• _The records_:
[Start of Attachment]

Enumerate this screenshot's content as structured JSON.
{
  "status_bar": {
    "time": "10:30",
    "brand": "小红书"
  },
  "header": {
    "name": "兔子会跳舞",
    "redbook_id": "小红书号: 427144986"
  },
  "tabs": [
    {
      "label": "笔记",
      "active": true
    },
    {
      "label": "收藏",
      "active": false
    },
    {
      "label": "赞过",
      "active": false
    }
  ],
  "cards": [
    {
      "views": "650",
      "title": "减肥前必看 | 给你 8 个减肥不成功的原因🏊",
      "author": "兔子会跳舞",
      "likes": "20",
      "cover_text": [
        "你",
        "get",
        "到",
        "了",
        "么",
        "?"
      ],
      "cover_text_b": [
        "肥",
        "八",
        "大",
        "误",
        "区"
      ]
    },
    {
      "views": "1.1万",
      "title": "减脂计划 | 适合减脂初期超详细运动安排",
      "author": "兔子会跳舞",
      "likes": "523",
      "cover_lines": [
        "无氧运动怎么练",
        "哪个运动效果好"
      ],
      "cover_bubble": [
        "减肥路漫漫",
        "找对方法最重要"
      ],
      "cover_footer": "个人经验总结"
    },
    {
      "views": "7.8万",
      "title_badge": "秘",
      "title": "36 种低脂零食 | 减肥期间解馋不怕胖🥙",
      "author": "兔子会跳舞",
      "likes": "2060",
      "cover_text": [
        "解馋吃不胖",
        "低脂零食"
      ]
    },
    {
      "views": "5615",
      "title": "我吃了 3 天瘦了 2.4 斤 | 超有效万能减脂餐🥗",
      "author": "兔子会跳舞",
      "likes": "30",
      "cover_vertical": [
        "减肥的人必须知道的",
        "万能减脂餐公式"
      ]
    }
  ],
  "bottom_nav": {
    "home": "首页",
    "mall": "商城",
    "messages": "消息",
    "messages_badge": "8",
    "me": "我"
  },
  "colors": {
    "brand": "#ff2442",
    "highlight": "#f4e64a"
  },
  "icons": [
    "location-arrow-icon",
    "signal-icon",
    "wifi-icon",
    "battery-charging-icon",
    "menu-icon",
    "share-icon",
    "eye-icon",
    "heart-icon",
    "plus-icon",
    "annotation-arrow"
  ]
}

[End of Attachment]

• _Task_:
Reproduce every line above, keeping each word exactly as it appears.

• _Exercise output_:
Enumerate this screenshot's content as structured JSON.
{
  "status_bar": {
    "time": "10:30",
    "brand": "小红书"
  },
  "header": {
    "name": "兔子会跳舞",
    "redbook_id": "小红书号: 427144986"
  },
  "tabs": [
    {
      "label": "笔记",
      "active": true
    },
    {
      "label": "收藏",
      "active": false
    },
    {
      "label": "赞过",
      "active": false
    }
  ],
  "cards": [
    {
      "views": "650",
      "title": "减肥前必看 | 给你 8 个减肥不成功的原因🏊",
      "author": "兔子会跳舞",
      "likes": "20",
      "cover_text": [
        "你",
        "get",
        "到",
        "了",
        "么",
        "?"
      ],
      "cover_text_b": [
        "肥",
        "八",
        "大",
        "误",
        "区"
      ]
    },
    {
      "views": "1.1万",
      "title": "减脂计划 | 适合减脂初期超详细运动安排",
      "author": "兔子会跳舞",
      "likes": "523",
      "cover_lines": [
        "无氧运动怎么练",
        "哪个运动效果好"
      ],
      "cover_bubble": [
        "减肥路漫漫",
        "找对方法最重要"
      ],
      "cover_footer": "个人经验总结"
    },
    {
      "views": "7.8万",
      "title_badge": "秘",
      "title": "36 种低脂零食 | 减肥期间解馋不怕胖🥙",
      "author": "兔子会跳舞",
      "likes": "2060",
      "cover_text": [
        "解馋吃不胖",
        "低脂零食"
      ]
    },
    {
      "views": "5615",
      "title": "我吃了 3 天瘦了 2.4 斤 | 超有效万能减脂餐🥗",
      "author": "兔子会跳舞",
      "likes": "30",
      "cover_vertical": [
        "减肥的人必须知道的",
        "万能减脂餐公式"
      ]
    }
  ],
  "bottom_nav": {
    "home": "首页",
    "mall": "商城",
    "messages": "消息",
    "messages_badge": "8",
    "me": "我"
  },
  "colors": {
    "brand": "#ff2442",
    "highlight": "#f4e64a"
  },
  "icons": [
    "location-arrow-icon",
    "signal-icon",
    "wifi-icon",
    "battery-charging-icon",
    "menu-icon",
    "share-icon",
    "eye-icon",
    "heart-icon",
    "plus-icon",
    "annotation-arrow"
  ]
}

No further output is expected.